World News

Torch is not being passed between generations on housing

“Ask not what your country can do for you – ask what you can do for your country.” Micheál Martin is summoning our inner John F Kennedy.

n his inaugural address 61 years ago, the late Irish-American US president called on citizens to see the importance of public service and challenged them to contribute to the public good.

Echoing those sentiments, the Taoiseach wants Irish citizens, notably those who already own homes, to see the bigger picture and stop objecting to new housing. The Fianna Fáil leader wants homeowners to think about those not on the ladder before they decide to oppose new buildings in their community.

Mr Martin has been critical of Sinn Féin for opposing developments when the country is engulfed in a housing crisis. However, members of his own party have not been slow to support opposition to developments in their constituencies. The Taoiseach more or less acknowledges this point when he calls on party members to also hold back.

The departing Taoiseach’s appeal to Nimby objectors is unlikely to yield much results. The Not In My Back Yard brigade will often have a politician leading the charge, citing a unique reason why such and such a development is not suitable for a particular location, even if they do support the building of housing. Even the most ardent of campaigning politicians find a distinct reason to challenge a development once there are enough votes on the line from local residents.

The Taoiseach appears to be highlighting a generational divide between the haves and have nots, pointing out that many of those objecting to new developments already own homes, and says people under 40 were the worst affected by the housing crisis. The older generation is basically hampering the younger generation from getting on in life seems to be his message.

Kennedy also spoke in that Washington address of January 20, 1961 of spreading the word “that the torch has been passed to a new generation”. Unfortunately, the older generation is holding the power around the building of new houses and seems to have no intention of handing it over. Sometimes the sole interest is in passing on the property and protecting the value of the inheritance.
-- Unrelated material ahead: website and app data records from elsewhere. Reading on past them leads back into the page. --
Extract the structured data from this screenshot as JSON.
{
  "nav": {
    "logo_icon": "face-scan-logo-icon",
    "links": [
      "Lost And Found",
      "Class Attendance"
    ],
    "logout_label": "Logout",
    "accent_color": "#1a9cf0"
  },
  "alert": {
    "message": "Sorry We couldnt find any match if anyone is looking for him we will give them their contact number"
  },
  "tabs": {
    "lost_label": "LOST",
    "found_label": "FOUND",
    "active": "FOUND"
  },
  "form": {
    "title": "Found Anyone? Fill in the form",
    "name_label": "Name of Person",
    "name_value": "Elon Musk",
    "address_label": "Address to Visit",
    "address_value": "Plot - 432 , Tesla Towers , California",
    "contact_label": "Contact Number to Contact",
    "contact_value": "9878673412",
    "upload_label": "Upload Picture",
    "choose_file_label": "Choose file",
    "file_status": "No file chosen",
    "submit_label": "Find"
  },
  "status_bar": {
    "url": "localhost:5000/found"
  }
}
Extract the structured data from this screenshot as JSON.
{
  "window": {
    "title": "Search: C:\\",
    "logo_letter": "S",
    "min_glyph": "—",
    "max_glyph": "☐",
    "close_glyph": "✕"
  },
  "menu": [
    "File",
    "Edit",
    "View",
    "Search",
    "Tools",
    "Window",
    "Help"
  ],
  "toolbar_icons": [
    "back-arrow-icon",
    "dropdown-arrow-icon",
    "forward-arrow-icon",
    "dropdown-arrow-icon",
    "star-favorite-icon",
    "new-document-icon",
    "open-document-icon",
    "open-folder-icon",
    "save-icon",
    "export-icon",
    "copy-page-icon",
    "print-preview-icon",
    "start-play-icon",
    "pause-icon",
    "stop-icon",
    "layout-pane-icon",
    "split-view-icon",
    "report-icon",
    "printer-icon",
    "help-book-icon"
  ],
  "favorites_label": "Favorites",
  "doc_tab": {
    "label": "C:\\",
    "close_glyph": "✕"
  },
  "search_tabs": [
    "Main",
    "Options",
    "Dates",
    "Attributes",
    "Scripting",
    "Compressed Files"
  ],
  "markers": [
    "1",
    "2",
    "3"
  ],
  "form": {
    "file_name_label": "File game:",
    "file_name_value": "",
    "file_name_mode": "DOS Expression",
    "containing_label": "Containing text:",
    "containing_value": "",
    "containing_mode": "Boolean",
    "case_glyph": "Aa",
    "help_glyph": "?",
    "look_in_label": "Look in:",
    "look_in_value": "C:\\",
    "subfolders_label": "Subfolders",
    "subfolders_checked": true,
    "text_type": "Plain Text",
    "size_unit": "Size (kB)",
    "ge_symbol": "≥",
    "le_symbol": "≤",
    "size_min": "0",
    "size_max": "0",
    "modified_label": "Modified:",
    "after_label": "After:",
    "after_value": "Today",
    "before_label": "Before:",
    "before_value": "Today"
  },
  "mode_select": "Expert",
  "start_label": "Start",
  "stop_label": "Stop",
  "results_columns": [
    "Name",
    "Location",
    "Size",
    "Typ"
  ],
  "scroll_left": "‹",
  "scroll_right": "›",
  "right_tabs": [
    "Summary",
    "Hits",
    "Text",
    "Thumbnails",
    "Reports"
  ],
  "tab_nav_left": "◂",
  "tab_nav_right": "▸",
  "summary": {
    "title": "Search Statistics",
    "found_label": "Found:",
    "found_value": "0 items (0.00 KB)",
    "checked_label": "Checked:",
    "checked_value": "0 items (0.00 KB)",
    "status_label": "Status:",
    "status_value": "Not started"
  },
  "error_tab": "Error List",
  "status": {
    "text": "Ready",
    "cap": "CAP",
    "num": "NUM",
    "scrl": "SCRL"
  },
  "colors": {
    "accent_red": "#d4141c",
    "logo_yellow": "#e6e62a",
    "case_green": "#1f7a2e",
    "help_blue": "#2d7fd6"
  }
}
The Taoiseach’s comments will again fuel the debate about planning permission objections, but there is also a question mark around what our country is doing to help itself. Property rights are enshrined in the Constitution, so any attempt to bypass the views of local residents towards a development immediately runs the risk of ending up in the courts. Hence, there are developments that take many years to obtain permission before a shovel is stuck in the ground.

In recent years, there has been much talk about a referendum on a right to housing. It is unclear what value there would be in such a guarantee if the houses cannot be built in the first place. Not-ably, nobody is seriously proposing a significant constitutional change, watering down the rights of homeowners to object to housing. The chances of passing that would be negligible.

Most Related Links :
usnewsmail Governmental News Finance News

Source link

Back to top button